The reason for outlawing erroneous claims and defenses is that both parties in the courts cannot exploit and mishandle the process of law by deliberative misrepresentation, thereby distorting the course of justice and undermining the authority of the law and judicial system. The case of Hs Bedi v. National Highway Authority of India states that ‘defense is complete the moment a false claim is filed in the court of law’. Para 16.1 (conclusions) of the judgment which talks about the Indian Penal Code further elaborated that Section 209 is a convenient endowment designed to safeguard and keep intact the dignity of courts and shelter the organization of justice by discouraging complainants from putting forth untrue statements. However, this provision of the court of law is invoked by the courts in matters of a very serious nature only. The calamitous outcome of Section 209’s failure to appeal is for petitioners to indulge in false allegations, believing that no action will be taken against them at any stance of the case proceedings.

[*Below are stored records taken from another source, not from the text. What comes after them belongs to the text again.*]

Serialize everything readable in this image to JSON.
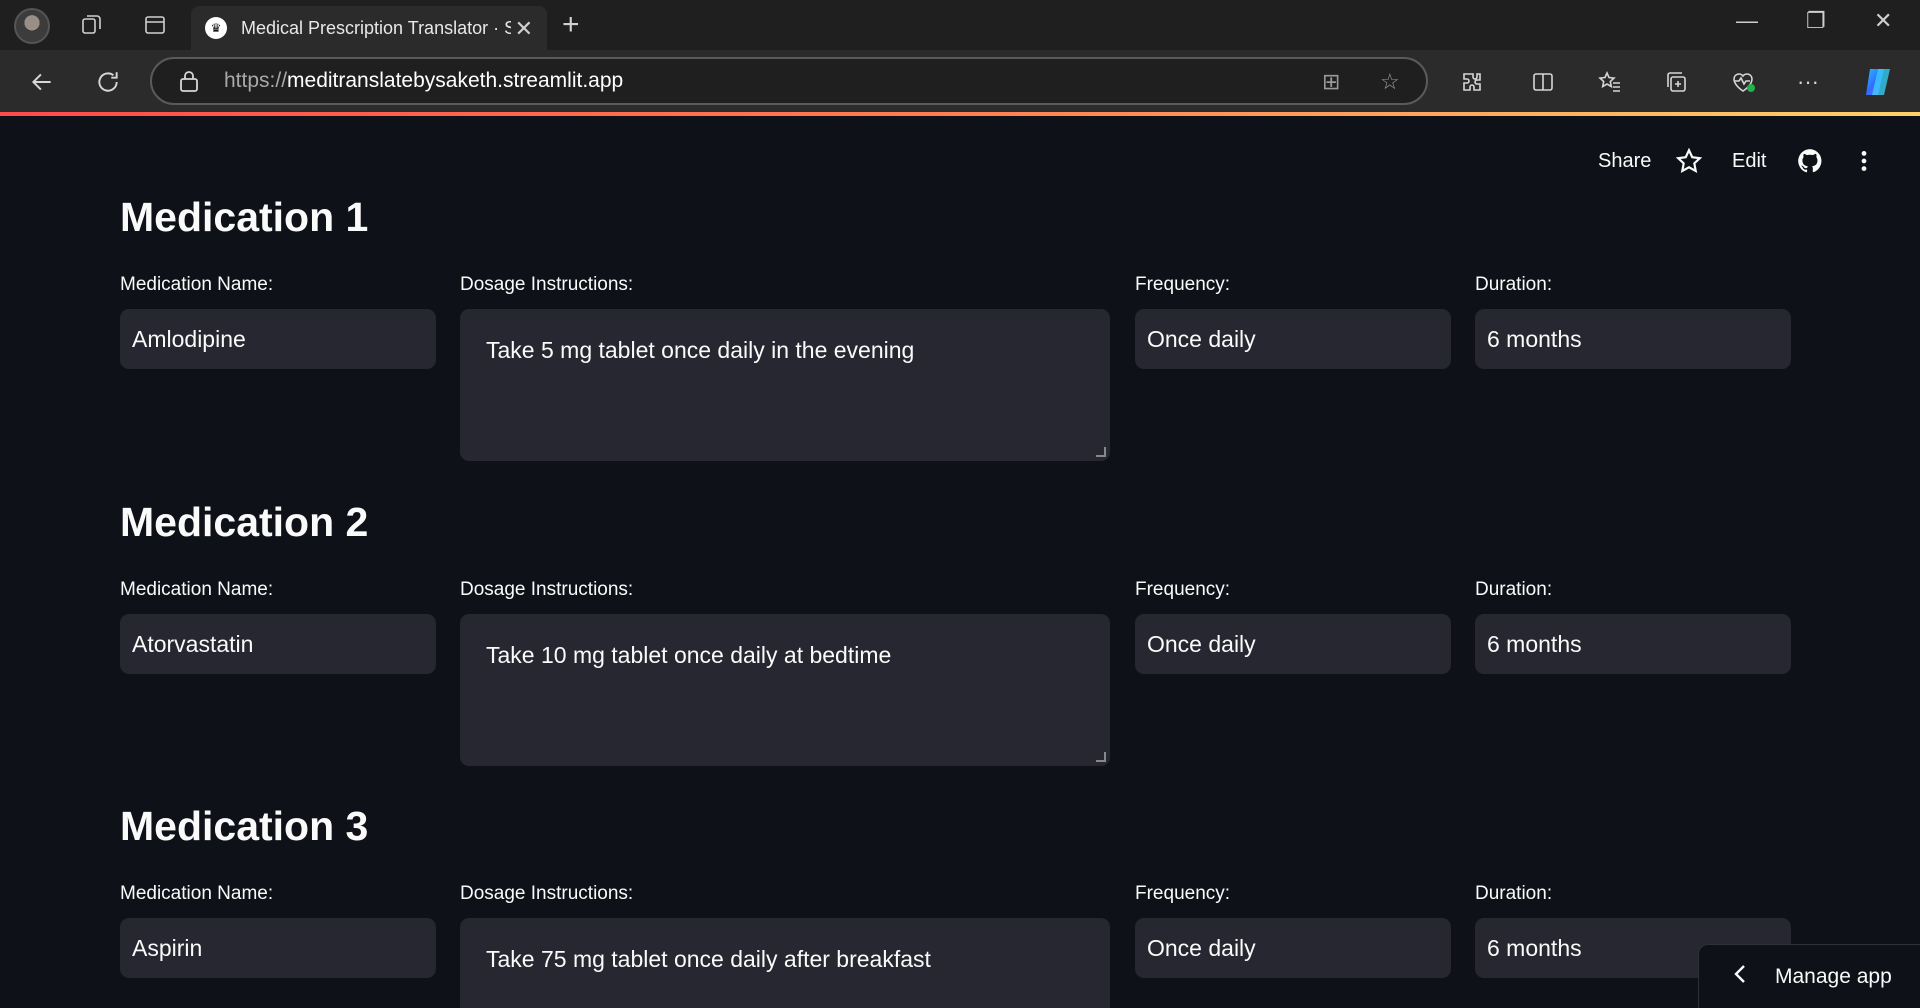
{
  "browser": {
    "tab_title": "Medical Prescription Translator · S",
    "url_scheme": "https://",
    "url_host": "meditranslatebysaketh.streamlit.app"
  },
  "header": {
    "share": "Share",
    "edit": "Edit"
  },
  "field_labels": {
    "name": "Medication Name:",
    "dosage": "Dosage Instructions:",
    "frequency": "Frequency:",
    "duration": "Duration:"
  },
  "medications": [
    {
      "heading": "Medication 1",
      "name": "Amlodipine",
      "dosage": "Take 5 mg tablet once daily in the evening",
      "frequency": "Once daily",
      "duration": "6 months"
    },
    {
      "heading": "Medication 2",
      "name": "Atorvastatin",
      "dosage": "Take 10 mg tablet once daily at bedtime",
      "frequency": "Once daily",
      "duration": "6 months"
    },
    {
      "heading": "Medication 3",
      "name": "Aspirin",
      "dosage": "Take 75 mg tablet once daily after breakfast",
      "frequency": "Once daily",
      "duration": "6 months"
    }
  ],
  "manage_app": "Manage app",
  "colors": {
    "background": "#0e1117",
    "input": "#262730",
    "accent": "#ff4b4b"
  }
}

This provision of law should be beseeched in appropriate cases to avert the misuse of the procedure of law, shelter the home of justice from letting any wrong happen in it, keep the path of justice flawless of impediments and give validity to the principles of law.


The Indian Evidence Act, of 1872 provides remedy via the judicial officials themselves. According to Section 165, a person with judicial powers may, at any time and in any form, question a witness or a party about relevant or unrelated facts to clarify relevant facts or to obtain appropriate evidence in a case. They can even order the release of documents or objects. Then neither the party nor the representative shall have the right to contest any such question or order or to cross-examine a witness without the permission of the Court in answering such question. This is done so that the courts themselves can find the truth in the matter and the falsehood of the case can be removed. Sometimes, judges even use this method to find out whether the case is based on false grounds or not.


The law sees everyone as equal in its eyes but if someone lays a false trap for another then the law is bound to protect and provide first aid to the injured. Therefore, when the person is falsely accused then the provisions of the law help them. False court cases are an offense against the public at large and the legal framework still needs to work more on this aspect of law for a better tomorrow.

Author(s) Name: Charu Kohli (Vivekanand Institute of Professional Studies, Delhi)